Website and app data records
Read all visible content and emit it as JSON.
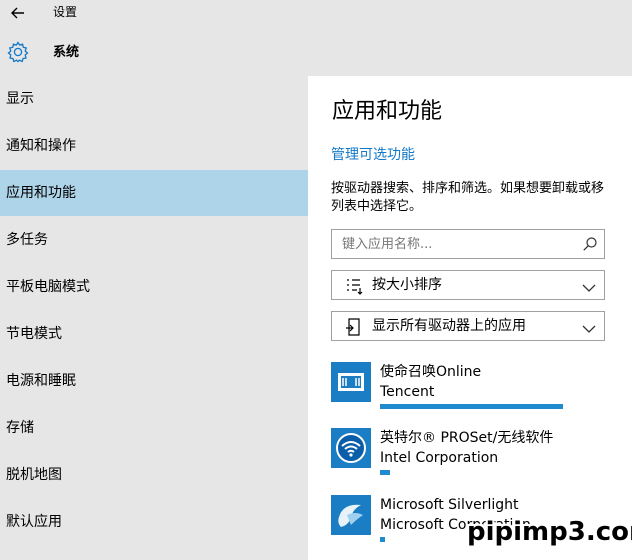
{
  "header": {
    "back_icon": "back-arrow-icon",
    "app_title": "设置",
    "section_icon": "gear-icon",
    "section_title": "系统"
  },
  "sidebar": {
    "selected_index": 2,
    "items": [
      {
        "label": "显示"
      },
      {
        "label": "通知和操作"
      },
      {
        "label": "应用和功能"
      },
      {
        "label": "多任务"
      },
      {
        "label": "平板电脑模式"
      },
      {
        "label": "节电模式"
      },
      {
        "label": "电源和睡眠"
      },
      {
        "label": "存储"
      },
      {
        "label": "脱机地图"
      },
      {
        "label": "默认应用"
      }
    ]
  },
  "main": {
    "title": "应用和功能",
    "manage_link": "管理可选功能",
    "description_line1": "按驱动器搜索、排序和筛选。如果想要卸载或移",
    "description_line2": "列表中选择它。",
    "search": {
      "placeholder": "键入应用名称..."
    },
    "sort": {
      "label": "按大小排序"
    },
    "filter": {
      "label": "显示所有驱动器上的应用"
    },
    "accent_color": "#1278c8",
    "apps": [
      {
        "name": "使命召唤Online",
        "publisher": "Tencent",
        "size_fraction": 1.0
      },
      {
        "name": "英特尔® PROSet/无线软件",
        "publisher": "Intel Corporation",
        "size_fraction": 0.055
      },
      {
        "name": "Microsoft Silverlight",
        "publisher": "Microsoft Corporation",
        "size_fraction": 0.03
      }
    ]
  },
  "watermark": "pipimp3.com"
}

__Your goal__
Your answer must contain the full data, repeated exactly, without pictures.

__Completed task__
Read all visible content and emit it as JSON.
{
  "header": {
    "back_icon": "back-arrow-icon",
    "app_title": "设置",
    "section_icon": "gear-icon",
    "section_title": "系统"
  },
  "sidebar": {
    "selected_index": 2,
    "items": [
      {
        "label": "显示"
      },
      {
        "label": "通知和操作"
      },
      {
        "label": "应用和功能"
      },
      {
        "label": "多任务"
      },
      {
        "label": "平板电脑模式"
      },
      {
        "label": "节电模式"
      },
      {
        "label": "电源和睡眠"
      },
      {
        "label": "存储"
      },
      {
        "label": "脱机地图"
      },
      {
        "label": "默认应用"
      }
    ]
  },
  "main": {
    "title": "应用和功能",
    "manage_link": "管理可选功能",
    "description_line1": "按驱动器搜索、排序和筛选。如果想要卸载或移",
    "description_line2": "列表中选择它。",
    "search": {
      "placeholder": "键入应用名称..."
    },
    "sort": {
      "label": "按大小排序"
    },
    "filter": {
      "label": "显示所有驱动器上的应用"
    },
    "accent_color": "#1278c8",
    "apps": [
      {
        "name": "使命召唤Online",
        "publisher": "Tencent",
        "size_fraction": 1.0
      },
      {
        "name": "英特尔® PROSet/无线软件",
        "publisher": "Intel Corporation",
        "size_fraction": 0.055
      },
      {
        "name": "Microsoft Silverlight",
        "publisher": "Microsoft Corporation",
        "size_fraction": 0.03
      }
    ]
  },
  "watermark": "pipimp3.com"
}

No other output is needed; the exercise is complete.